A three-member team built the Veterans Employment Center -- which included job searches, resume builders and a skills translator -- in just three months’ time, finishing a year earlier than planned. The portal also delivered the capability of three different planned IT systems, allowing VA to cancel a $2.4 million contract, eliminate another $9 million procurement and save $3.3 million annually on another ongoing contract, according to details in the budget document.
All told, federal IT spending is set to increase by 2.7 percent compared to last year. Between 2001 and 2009, annual IT spending grew more than 7 percent a year. But since 2009, that’s slowed to about 1.5 percent, in part, because of greater efficiencies, the Obama administration said.
In addition to agency digital teams, new proposed IT funding also includes increased oversight of IT spending, reforms to tech procurement and improvements to agencies’ cybersecurity posture.
Among the specific proposals:
- The administration wants to spend $14 billion to support cybersecurity efforts across government.
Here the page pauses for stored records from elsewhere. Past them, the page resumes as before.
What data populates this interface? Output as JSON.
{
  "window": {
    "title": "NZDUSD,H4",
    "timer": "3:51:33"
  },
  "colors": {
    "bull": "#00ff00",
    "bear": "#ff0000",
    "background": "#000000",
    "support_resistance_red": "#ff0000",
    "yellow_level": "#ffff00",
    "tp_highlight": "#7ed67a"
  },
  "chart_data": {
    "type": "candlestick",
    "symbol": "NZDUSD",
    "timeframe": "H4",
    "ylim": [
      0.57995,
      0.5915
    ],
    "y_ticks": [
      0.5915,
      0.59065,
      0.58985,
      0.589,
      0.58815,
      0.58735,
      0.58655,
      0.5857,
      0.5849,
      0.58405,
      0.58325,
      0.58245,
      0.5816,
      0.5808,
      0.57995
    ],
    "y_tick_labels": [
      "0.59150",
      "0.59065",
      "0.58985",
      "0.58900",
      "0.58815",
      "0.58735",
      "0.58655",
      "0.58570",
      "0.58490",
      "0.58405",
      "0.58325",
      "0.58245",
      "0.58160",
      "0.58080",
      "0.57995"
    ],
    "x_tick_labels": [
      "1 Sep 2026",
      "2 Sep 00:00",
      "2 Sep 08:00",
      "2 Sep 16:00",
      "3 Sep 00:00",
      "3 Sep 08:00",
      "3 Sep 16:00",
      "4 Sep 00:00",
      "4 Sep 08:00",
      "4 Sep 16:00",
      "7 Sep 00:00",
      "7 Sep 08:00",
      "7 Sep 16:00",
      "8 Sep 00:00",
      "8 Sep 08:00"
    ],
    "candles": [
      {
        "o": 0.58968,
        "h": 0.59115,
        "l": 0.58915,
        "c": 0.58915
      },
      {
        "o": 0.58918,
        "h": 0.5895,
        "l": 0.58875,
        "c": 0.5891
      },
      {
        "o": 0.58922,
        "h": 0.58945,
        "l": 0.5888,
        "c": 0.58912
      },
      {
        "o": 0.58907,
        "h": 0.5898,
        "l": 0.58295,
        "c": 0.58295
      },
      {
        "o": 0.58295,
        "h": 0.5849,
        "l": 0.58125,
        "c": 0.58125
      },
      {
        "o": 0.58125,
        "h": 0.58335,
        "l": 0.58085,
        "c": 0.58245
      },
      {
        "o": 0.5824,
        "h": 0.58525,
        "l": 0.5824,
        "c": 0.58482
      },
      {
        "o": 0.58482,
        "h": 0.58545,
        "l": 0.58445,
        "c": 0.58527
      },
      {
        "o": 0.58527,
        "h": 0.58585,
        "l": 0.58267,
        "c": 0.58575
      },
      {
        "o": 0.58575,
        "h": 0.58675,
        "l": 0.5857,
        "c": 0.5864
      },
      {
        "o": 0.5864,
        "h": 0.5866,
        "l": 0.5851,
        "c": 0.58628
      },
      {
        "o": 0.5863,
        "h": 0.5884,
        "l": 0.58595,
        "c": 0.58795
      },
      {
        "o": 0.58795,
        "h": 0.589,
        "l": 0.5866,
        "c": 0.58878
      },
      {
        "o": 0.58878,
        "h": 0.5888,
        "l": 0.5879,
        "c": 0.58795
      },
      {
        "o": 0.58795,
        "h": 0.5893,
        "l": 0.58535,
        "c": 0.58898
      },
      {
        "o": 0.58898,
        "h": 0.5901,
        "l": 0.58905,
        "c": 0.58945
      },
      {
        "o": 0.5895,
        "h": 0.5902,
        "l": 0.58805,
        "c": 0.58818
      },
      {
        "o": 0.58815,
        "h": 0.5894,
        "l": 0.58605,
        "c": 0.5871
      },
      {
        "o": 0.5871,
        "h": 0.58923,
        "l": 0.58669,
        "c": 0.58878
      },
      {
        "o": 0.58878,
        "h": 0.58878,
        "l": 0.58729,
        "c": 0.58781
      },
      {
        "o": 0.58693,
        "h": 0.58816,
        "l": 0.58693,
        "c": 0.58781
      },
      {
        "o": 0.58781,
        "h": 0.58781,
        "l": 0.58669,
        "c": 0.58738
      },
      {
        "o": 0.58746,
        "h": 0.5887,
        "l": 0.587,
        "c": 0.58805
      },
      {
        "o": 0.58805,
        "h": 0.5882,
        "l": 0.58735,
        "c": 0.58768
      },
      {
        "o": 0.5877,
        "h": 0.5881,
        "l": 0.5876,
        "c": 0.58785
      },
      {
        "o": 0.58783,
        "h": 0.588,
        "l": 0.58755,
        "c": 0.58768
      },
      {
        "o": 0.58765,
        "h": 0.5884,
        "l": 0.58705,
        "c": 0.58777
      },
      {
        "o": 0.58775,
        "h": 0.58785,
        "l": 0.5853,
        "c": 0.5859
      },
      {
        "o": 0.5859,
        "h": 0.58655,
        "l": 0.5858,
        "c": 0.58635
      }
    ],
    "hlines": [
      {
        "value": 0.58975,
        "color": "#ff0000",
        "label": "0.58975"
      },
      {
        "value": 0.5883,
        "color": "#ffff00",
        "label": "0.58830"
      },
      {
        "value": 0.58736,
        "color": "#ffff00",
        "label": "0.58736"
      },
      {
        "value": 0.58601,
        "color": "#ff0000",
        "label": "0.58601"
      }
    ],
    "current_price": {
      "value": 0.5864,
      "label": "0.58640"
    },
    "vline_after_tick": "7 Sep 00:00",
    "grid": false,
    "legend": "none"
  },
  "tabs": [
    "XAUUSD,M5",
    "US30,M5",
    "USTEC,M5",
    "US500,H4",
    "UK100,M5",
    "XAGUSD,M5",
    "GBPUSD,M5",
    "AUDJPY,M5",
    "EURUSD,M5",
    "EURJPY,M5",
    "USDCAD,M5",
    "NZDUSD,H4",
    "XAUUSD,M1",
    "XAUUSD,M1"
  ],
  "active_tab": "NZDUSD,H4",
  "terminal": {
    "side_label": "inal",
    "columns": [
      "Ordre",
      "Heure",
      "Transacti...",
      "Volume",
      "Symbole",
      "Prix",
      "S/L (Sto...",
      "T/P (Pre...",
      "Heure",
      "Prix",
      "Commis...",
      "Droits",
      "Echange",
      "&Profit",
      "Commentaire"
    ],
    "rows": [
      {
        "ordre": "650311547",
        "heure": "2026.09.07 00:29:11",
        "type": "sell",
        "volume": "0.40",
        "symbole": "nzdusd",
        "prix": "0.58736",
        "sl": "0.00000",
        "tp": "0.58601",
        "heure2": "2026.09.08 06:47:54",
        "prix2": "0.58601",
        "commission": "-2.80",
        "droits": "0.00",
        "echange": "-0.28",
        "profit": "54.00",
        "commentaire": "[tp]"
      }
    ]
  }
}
This includes standing up a White House cyber-enforcement squad.
- The budget outline also calls for removing hurdles that have traditionally shut out small and innovative startups from competing for government business. A pilot program, FBOpen, is a streamlined, less esoteric version of the government’s online database for contracting opportunities. In addition, the administration wants to raise the simplified acquisition threshold (under which agencies can conduct more rapid procurements) from $150,000 to $500,000. Finally, another pilot program allows agencies to set aside some contracting opportunities for small startups that offer cutting-edge technology.
- Agile acquisition also got a big shout-out in the budget. By an increased focus on breaking up large IT projects into smaller pieces, agencies have been delivering functionality an average of 21 days faster since May 2013, according to details presented in the budget outline. Projects that adhere to agile-development concepts were nearly twice as likely to deliver on time than those that used the traditional “waterfall” development technique, according to the administration.
- The administration also plans to start creating acquisition training courses based around the Digital Services Playbook and the IT-specific version of the Federal Acquisition Regulation, the TechFAR. The courses will focus on innovative acquisition practices. "It's moving from hundreds of pages of detailed requirements to things that are focused on outcomes and producing modular results that deliver progress along the way,” said OMB Deputy Director for Management Beth Cobert about the new training courses.